Understanding Yale and its History with Slavery

David Blight
Monday, October 19, 2020

President Peter Salovey has announced a year and a half study of Yale and its history with slavery.  The project will include a working group of faculty, staff, librarians, research assistants, and community members. The effort is chaired by David Blight, GLC director, and it will be administered and conducted by the staff of the GLC in conjunction with the President’s office and numerous departments at Yale.

To understand where we are today and to move forward as a community, we must study the history of our university. As an American institution that is 319 years old, Yale has a complex past that includes associations, many of them formative, with individuals who actively promoted slavery, anti-Black racism, and other forms of exploitation. We have a responsibility to explore this history, including its most difficult aspects; we cannot ignore our institution’s own ties to slavery and racism, and we should take this opportunity to research, understand, analyze, and communicate that history.

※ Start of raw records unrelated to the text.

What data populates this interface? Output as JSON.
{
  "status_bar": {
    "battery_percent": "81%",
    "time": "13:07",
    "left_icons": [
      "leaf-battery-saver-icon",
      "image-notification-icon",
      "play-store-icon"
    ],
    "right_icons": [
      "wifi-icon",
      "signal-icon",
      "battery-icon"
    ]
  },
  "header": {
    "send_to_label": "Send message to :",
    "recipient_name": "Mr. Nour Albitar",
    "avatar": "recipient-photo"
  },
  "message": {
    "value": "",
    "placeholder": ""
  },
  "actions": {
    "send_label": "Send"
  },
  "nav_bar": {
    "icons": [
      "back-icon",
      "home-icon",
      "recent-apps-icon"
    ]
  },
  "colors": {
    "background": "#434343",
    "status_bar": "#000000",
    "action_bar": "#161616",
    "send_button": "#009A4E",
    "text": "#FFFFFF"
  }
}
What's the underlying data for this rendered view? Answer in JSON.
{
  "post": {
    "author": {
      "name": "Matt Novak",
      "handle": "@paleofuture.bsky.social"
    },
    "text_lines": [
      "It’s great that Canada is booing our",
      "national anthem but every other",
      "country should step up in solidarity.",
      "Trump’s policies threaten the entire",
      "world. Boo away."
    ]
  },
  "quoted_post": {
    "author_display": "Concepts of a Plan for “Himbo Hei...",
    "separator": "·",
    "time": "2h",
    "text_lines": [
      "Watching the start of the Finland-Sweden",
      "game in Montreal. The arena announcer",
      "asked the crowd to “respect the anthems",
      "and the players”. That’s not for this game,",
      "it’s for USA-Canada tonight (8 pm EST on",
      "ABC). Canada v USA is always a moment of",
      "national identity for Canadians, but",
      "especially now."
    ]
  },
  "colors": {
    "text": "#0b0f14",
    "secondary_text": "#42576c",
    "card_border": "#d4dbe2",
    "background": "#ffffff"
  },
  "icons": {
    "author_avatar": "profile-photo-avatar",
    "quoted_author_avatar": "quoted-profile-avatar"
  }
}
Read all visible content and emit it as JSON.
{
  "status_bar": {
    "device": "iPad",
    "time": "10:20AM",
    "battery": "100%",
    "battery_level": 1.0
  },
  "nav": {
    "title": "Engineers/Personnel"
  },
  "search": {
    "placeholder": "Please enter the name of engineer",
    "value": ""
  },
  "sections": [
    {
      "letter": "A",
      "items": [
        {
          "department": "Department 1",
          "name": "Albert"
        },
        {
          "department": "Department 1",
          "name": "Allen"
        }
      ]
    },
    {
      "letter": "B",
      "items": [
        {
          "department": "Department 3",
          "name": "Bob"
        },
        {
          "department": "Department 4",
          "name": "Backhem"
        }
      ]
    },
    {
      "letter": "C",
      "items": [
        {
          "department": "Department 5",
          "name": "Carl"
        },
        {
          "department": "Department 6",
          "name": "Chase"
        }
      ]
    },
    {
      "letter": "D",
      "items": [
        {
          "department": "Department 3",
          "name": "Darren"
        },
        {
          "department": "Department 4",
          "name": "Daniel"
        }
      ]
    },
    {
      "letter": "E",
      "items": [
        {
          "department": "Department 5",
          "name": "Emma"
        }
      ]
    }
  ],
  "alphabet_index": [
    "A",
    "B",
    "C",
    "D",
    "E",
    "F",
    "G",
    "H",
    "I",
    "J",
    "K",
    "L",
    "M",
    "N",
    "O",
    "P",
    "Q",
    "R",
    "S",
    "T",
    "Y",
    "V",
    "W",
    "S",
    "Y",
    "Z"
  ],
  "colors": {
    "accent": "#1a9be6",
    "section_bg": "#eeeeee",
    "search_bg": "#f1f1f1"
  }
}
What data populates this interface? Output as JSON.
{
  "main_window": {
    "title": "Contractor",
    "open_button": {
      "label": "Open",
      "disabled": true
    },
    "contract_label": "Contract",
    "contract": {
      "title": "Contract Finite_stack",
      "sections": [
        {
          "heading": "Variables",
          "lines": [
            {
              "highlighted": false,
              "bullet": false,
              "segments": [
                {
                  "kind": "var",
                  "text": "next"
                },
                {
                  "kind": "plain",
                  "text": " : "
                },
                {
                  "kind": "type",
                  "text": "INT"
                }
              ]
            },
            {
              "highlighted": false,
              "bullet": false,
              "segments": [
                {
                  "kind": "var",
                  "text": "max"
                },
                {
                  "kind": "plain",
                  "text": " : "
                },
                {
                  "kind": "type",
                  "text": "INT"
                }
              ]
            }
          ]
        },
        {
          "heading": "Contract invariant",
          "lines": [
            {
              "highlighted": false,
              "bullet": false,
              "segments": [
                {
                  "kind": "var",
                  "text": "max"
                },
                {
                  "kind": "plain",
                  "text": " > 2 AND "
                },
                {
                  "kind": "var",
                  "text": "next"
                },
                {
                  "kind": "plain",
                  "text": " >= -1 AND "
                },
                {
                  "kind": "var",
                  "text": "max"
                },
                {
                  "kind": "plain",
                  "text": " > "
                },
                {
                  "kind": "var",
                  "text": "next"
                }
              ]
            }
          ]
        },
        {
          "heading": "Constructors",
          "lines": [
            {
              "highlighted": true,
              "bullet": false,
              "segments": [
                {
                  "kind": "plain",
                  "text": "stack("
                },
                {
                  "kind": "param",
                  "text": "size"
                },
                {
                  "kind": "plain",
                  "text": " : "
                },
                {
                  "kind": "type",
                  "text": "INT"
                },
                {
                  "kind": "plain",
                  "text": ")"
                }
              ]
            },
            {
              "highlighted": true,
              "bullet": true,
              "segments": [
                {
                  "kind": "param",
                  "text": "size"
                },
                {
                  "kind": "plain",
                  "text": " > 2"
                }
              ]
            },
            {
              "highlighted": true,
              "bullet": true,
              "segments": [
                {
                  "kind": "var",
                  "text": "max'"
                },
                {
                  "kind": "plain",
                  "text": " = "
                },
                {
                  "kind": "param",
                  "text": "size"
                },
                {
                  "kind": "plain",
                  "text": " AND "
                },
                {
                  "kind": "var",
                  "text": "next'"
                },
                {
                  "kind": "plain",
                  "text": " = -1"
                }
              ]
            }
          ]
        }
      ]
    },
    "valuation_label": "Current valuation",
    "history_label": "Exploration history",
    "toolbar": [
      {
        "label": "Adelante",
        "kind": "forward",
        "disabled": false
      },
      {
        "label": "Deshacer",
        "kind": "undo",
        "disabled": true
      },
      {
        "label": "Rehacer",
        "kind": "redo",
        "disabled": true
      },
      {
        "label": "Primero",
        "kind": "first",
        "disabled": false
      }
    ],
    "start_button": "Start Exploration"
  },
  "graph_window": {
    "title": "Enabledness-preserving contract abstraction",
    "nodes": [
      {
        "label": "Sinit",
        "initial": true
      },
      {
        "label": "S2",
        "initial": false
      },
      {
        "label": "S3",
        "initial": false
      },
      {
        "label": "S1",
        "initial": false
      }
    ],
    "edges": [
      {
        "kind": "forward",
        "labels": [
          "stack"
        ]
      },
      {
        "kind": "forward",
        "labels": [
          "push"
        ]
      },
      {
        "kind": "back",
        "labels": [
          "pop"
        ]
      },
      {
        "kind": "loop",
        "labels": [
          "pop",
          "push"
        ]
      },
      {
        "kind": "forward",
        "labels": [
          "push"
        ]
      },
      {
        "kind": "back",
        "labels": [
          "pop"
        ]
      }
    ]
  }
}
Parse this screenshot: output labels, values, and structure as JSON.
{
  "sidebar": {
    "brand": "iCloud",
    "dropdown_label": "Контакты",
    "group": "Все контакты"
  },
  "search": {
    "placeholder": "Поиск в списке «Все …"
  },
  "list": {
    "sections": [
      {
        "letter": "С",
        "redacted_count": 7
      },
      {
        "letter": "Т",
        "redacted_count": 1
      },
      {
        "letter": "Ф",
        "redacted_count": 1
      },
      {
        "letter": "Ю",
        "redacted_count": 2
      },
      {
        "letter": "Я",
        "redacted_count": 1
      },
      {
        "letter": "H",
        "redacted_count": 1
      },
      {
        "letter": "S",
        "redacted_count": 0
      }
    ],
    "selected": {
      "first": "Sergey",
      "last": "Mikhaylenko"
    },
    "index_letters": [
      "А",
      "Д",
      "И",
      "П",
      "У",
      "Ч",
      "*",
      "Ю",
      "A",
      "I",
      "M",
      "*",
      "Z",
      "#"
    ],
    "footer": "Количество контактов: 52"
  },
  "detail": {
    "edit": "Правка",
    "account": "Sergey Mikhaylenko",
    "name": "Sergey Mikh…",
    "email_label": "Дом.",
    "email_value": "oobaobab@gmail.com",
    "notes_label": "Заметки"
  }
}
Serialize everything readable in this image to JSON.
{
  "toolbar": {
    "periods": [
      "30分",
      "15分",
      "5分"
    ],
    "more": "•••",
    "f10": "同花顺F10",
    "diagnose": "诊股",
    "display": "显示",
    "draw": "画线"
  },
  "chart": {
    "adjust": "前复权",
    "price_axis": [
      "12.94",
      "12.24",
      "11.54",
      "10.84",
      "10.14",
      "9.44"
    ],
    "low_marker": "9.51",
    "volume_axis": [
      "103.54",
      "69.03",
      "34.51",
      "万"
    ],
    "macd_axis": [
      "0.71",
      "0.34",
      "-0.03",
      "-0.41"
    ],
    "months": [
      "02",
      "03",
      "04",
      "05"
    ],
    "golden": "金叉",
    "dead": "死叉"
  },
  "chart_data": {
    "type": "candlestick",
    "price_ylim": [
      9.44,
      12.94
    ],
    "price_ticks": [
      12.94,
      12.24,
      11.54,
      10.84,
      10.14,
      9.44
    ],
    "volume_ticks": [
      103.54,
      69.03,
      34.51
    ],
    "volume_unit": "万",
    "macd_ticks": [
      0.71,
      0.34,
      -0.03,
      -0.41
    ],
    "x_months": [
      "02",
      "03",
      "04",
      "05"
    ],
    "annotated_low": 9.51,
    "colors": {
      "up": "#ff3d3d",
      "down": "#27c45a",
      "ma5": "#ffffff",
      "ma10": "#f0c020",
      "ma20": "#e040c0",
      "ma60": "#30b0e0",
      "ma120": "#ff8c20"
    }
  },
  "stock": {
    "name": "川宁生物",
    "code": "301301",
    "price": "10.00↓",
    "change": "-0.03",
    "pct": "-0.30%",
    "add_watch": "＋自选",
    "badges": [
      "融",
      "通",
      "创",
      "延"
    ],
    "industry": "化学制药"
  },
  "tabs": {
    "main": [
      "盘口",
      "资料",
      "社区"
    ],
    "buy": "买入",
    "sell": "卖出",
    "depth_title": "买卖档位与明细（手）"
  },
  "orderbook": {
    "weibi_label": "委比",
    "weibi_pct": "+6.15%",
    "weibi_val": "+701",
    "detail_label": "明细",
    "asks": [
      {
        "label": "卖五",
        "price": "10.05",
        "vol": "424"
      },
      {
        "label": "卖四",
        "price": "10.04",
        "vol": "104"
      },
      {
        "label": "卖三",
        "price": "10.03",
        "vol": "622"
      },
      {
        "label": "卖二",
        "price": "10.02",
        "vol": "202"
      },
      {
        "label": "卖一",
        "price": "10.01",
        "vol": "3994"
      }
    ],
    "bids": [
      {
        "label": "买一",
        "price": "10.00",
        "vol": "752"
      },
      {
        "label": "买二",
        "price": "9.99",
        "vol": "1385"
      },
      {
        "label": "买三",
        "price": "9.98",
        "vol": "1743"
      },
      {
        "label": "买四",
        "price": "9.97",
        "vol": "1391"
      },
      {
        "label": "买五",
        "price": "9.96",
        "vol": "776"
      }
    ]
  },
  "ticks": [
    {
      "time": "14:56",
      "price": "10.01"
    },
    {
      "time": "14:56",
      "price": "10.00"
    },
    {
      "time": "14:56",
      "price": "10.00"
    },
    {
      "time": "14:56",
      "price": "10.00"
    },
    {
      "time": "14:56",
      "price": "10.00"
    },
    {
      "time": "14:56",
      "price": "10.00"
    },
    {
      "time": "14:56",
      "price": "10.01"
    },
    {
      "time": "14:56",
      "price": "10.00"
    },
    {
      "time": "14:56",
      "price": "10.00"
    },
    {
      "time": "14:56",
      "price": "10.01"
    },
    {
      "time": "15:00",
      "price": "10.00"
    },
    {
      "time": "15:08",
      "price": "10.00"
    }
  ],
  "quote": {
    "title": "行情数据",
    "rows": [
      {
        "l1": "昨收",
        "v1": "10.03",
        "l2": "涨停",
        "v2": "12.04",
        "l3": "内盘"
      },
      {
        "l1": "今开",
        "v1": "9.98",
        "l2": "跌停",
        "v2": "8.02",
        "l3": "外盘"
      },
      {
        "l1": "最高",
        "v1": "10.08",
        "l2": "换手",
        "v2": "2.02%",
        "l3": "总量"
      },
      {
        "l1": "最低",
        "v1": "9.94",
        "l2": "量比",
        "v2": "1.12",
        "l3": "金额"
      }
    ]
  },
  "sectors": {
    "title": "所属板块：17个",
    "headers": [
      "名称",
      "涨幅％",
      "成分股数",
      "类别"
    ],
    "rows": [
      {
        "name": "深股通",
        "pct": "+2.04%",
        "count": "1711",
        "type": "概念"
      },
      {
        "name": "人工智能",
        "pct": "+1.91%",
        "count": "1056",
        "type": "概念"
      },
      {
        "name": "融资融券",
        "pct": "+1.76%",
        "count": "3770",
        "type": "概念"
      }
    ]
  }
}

Professor David Blight, Sterling Professor of History, of African American Studies, and of American Studies, has agreed to lead a thorough examination of Yale’s historical entanglements with slavery and connections to abolition that will be made public for discussion, remembrance, memorialization, and learning. To complete this work, Professor Blight will use the resources of the Gilder Lehrman Center for the Study of Slavery, Resistance, and Abolition at the MacMillan Center, and reach out to scholars associated with the Department of African American Studies; the Department of History; the Program in Ethnicity, Race, and Migration; the Center for the Study of Race, Indigeneity, and Transnational Migration; and other units. A working group of faculty, staff, librarians, and community members is being organized to oversee the project. Several student research assistants will be enlisted to examine documents and materials in Yale archives and other research collections. The project will aim to complete its work and produce a written assessment by the end of the 2021 calendar year.